== Segment start ==

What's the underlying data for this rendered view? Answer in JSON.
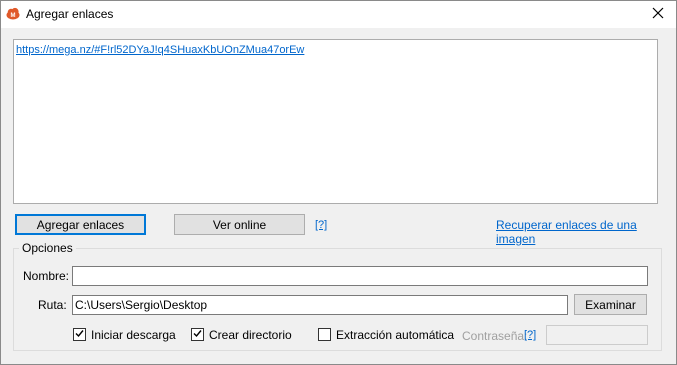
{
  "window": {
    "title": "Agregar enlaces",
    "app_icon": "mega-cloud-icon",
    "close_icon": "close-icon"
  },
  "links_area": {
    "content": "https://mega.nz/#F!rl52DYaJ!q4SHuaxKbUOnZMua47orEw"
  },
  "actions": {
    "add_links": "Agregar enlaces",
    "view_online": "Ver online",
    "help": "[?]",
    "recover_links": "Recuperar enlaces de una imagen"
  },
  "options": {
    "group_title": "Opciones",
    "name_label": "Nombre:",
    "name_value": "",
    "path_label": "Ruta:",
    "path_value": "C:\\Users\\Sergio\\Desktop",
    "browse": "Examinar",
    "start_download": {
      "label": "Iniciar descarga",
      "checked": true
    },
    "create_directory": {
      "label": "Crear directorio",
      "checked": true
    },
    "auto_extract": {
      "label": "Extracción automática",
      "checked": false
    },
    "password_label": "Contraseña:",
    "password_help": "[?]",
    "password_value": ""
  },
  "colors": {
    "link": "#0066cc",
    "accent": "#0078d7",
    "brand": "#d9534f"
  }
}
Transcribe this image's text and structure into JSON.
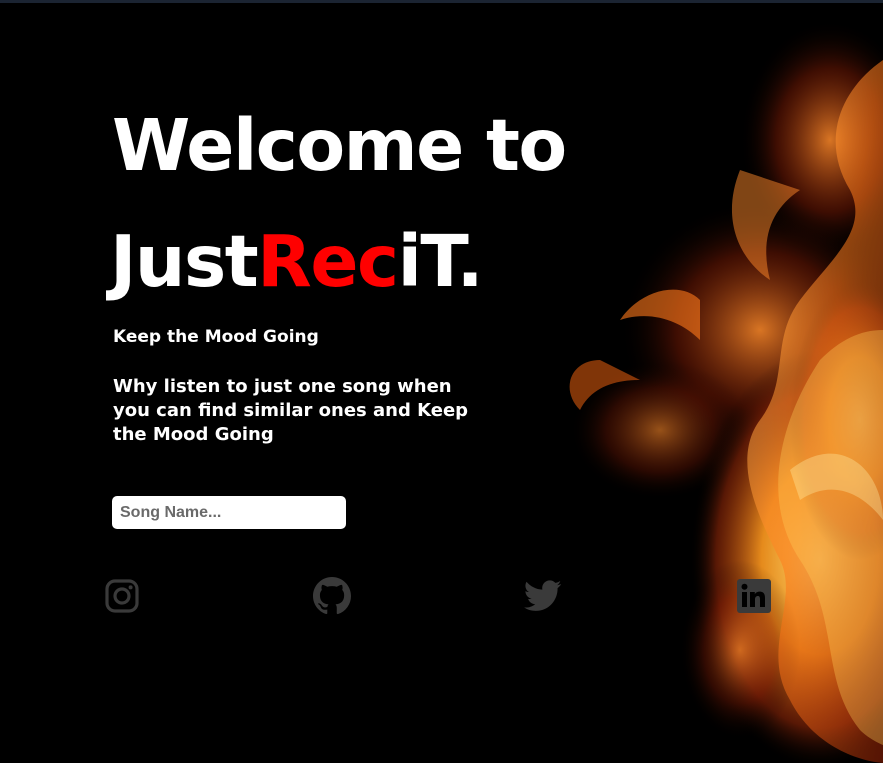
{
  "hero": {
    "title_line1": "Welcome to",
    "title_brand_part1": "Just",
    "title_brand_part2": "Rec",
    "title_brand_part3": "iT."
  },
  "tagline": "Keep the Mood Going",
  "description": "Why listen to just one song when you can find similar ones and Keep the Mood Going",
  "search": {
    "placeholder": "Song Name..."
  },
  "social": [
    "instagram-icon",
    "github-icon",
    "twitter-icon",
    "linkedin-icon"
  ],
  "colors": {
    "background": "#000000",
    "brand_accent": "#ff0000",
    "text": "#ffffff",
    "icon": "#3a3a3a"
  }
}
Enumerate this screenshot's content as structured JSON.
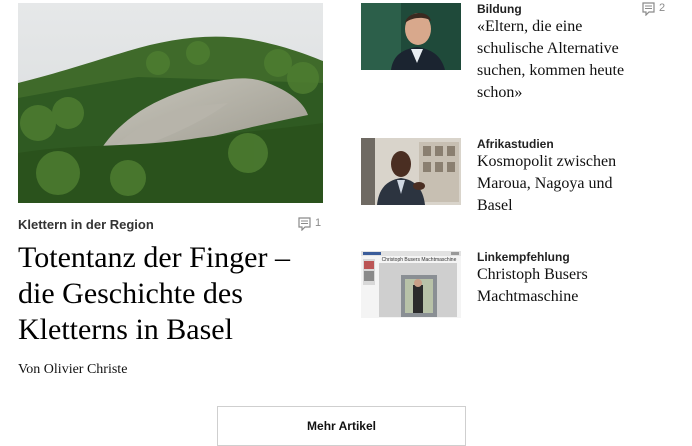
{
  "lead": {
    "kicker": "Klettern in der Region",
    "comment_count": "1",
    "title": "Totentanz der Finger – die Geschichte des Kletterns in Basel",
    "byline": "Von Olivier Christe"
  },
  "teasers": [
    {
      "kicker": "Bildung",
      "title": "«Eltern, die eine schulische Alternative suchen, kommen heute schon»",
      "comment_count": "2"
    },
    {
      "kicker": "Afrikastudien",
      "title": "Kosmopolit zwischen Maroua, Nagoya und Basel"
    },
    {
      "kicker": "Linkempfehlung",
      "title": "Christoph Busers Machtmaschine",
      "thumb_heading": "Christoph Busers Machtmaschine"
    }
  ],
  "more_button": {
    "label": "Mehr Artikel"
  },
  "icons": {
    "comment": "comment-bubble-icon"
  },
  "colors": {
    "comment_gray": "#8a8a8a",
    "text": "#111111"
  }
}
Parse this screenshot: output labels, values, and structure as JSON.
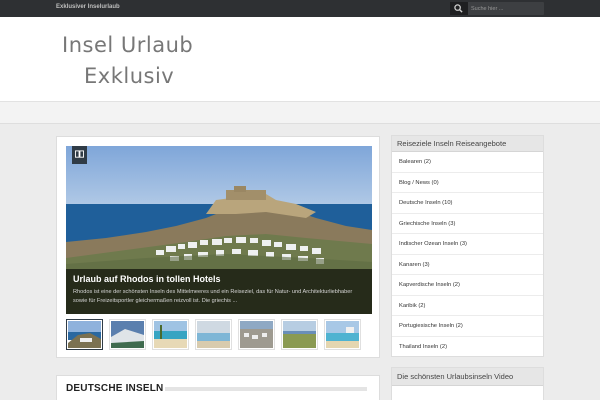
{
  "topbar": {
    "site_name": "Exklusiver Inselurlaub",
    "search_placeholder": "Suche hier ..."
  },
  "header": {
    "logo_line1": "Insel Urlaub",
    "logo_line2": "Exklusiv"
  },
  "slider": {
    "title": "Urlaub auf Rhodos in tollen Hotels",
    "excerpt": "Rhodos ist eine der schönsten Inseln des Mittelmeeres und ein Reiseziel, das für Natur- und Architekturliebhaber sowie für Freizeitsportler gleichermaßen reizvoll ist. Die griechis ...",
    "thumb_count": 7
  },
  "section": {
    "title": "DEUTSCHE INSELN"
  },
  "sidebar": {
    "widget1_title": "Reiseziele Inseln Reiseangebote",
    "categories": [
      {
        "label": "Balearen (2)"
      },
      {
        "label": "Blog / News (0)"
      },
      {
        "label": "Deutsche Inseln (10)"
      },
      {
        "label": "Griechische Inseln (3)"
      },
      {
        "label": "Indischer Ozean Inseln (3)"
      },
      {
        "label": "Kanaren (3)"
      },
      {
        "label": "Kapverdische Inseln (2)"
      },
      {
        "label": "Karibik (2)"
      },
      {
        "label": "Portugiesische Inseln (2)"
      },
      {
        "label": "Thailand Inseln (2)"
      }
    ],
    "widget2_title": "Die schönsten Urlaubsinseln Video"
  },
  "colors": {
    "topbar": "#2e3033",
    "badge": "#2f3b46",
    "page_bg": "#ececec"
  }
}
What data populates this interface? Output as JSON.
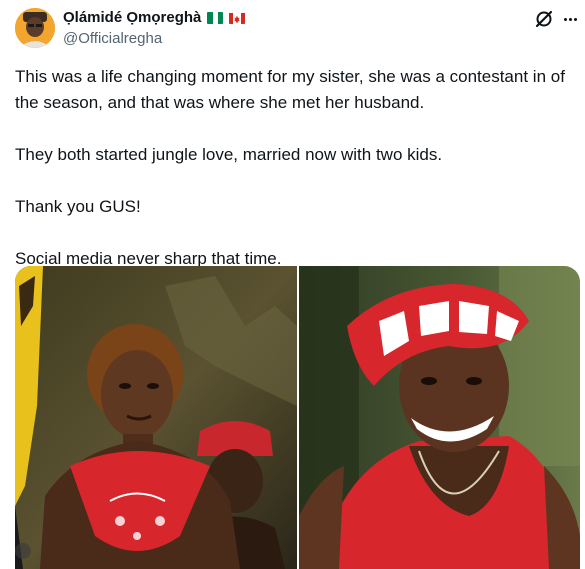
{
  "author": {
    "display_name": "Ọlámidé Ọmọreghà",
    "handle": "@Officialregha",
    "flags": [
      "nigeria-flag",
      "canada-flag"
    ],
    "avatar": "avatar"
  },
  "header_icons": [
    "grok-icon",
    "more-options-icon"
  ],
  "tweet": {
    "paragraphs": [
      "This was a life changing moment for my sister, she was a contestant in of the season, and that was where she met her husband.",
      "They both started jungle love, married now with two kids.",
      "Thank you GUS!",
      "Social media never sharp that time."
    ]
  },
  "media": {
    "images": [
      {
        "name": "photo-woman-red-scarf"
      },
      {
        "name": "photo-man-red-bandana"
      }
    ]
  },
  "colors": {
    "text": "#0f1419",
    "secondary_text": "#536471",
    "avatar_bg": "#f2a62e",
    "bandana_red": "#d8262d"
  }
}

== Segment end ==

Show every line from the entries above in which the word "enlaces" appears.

    "title": "Agregar enlaces",
    "add_links": "Agregar enlaces",
    "recover_links": "Recuperar enlaces de una imagen"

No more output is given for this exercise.